Los Angeles officials want to get more of its ballooning homeless population into permanent homes, but during a meeting of the city's new homelessness committee this week, council members were reminded that L.A. is far short of the housing it needs.
Helmi Hisserich from the city’s housing department said L.A. would need to build at least 1,500 new units a year to meet demand.
"At the moment, we are able to produce about 300 units of new permanent supportive housing, so we’re way off the mark," Hisserich said.
Pressure to provide permanent housing is coming from the federal government, which cities count on for funding homeless services.
Local housing officials and homeless advocates told city council members there is not enough funding for the housing — and too much red tape.
Kevin Murray, who heads the Weingart Center Association for homeless people on Skid Row, said the city’s planning department should move homeless housing projects to the front of the line.
"Should someone who is helping the city meet a priority need of homeless housing have to wait behind someone who is trying to raise their fence from six feet to eight feet?" Murray said.
Murray said major changes are needed to cope with a homeless crisis that he likened to a natural disaster.
Councilmember Mike Bonin agreed, and said he’d be calling on the council to declare a state of emergency. He noted that when the committee first met in June, at least three of the members of had expressed a similar interest in doing so.
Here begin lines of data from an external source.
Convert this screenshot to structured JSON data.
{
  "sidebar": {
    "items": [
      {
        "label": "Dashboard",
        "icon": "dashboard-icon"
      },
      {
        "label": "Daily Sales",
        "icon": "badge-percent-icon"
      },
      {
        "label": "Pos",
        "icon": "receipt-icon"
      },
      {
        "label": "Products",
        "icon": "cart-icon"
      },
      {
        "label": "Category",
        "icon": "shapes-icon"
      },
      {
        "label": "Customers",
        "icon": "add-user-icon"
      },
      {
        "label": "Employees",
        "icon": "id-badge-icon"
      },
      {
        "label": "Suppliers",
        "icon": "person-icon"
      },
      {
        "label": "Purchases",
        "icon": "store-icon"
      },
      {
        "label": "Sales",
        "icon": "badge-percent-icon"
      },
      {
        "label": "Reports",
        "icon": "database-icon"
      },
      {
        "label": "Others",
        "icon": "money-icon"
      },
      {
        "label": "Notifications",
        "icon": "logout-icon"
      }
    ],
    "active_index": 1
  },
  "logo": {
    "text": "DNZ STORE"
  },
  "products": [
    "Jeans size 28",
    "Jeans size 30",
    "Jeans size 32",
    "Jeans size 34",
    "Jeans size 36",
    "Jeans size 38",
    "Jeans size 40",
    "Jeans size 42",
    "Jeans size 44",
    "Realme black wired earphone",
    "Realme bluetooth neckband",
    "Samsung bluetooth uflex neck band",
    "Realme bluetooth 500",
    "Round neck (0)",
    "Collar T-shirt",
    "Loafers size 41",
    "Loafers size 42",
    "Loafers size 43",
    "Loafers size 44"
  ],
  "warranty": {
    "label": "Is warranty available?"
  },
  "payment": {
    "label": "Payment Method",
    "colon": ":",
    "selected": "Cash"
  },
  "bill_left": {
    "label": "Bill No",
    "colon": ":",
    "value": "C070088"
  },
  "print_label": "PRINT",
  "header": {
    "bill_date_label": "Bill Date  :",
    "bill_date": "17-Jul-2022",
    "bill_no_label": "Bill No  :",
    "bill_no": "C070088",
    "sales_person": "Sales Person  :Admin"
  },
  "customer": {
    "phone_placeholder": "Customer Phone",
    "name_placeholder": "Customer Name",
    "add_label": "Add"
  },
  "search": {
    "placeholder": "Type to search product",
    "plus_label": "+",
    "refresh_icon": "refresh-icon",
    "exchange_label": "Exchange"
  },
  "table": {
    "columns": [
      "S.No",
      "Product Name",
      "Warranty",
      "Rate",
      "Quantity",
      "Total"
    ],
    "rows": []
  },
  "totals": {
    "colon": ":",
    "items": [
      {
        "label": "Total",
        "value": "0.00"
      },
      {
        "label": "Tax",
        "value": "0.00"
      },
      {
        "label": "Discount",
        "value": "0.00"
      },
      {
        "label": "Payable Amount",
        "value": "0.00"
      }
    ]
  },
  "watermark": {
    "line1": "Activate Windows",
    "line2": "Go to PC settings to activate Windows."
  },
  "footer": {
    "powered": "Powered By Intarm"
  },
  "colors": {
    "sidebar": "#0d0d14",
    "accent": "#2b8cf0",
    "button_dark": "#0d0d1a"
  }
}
"Three months later, we're still talking about how we need to declare a state of the emergency," Bonin said. "I think we need to actually, legitimately declare a state of emergency."